Of course this isn’t the first time the issue has been brought before a judge. In fact, two lower court rulings on this subject conflict with one another. The 5th U.S. Circuit Court of Appeals says no to the question at hand, while the 11th U.S. Circuit Court of Appeals says yes. Additionally the DOJ chimes in with an affirmative answer. So in a sense it will be good to get a final answer from the High Court.
What will the Supremes say? Well, it’s anybody’s guess, but here’s where some of the players stand.
Justice Ginsburg implied that it’s rather ethnocentric to assume that US laws should be applied around the world.
Justice Scalia indicated that a ruling in favor of Spector would broaden the ADA beyond what he considers the original intent of congress.
And finally, Justice Breyer noted that the cost of compliance to such a law would far outweigh the benefits in most cases.
Attorney David Frederick (who represents NCL), also argued that if the ADA was found to apply to foreign-flagged vessels, then other U.S. laws concerning consumer product safety and worker safety might also apply to these ships. Indeed it could open up a big can of worms.
On the other hand, several justices seemed concerned that if foreign-flagged vessels were found to be exempt form the ADA, then they would also be exempt from other US civil rights laws.
And of course since the US Access Board doesn’t have any architectural guidelines for cruise ships yet, even if the Supremes rule if favor of Spector, it will still be a long time before the standards are set and enforced.
On the plus side, many cruise lines have already voluntarily added access features to their vessels. I’d like to think this trend will continue, regardless of the ruling.

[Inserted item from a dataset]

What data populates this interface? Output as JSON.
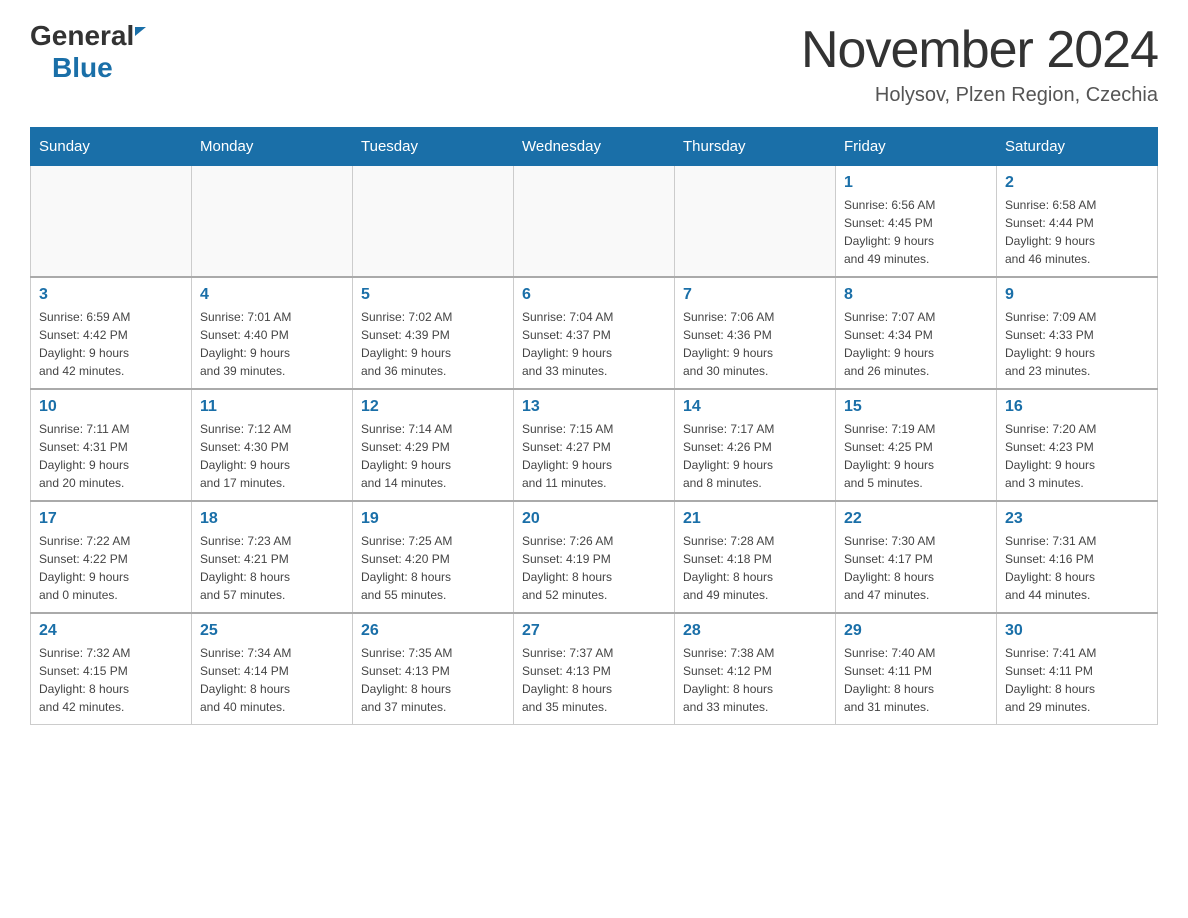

What will happen? As I said, at this point it’s anybody’s guess. Stay tuned for the final ruling, which is due out before the end of June.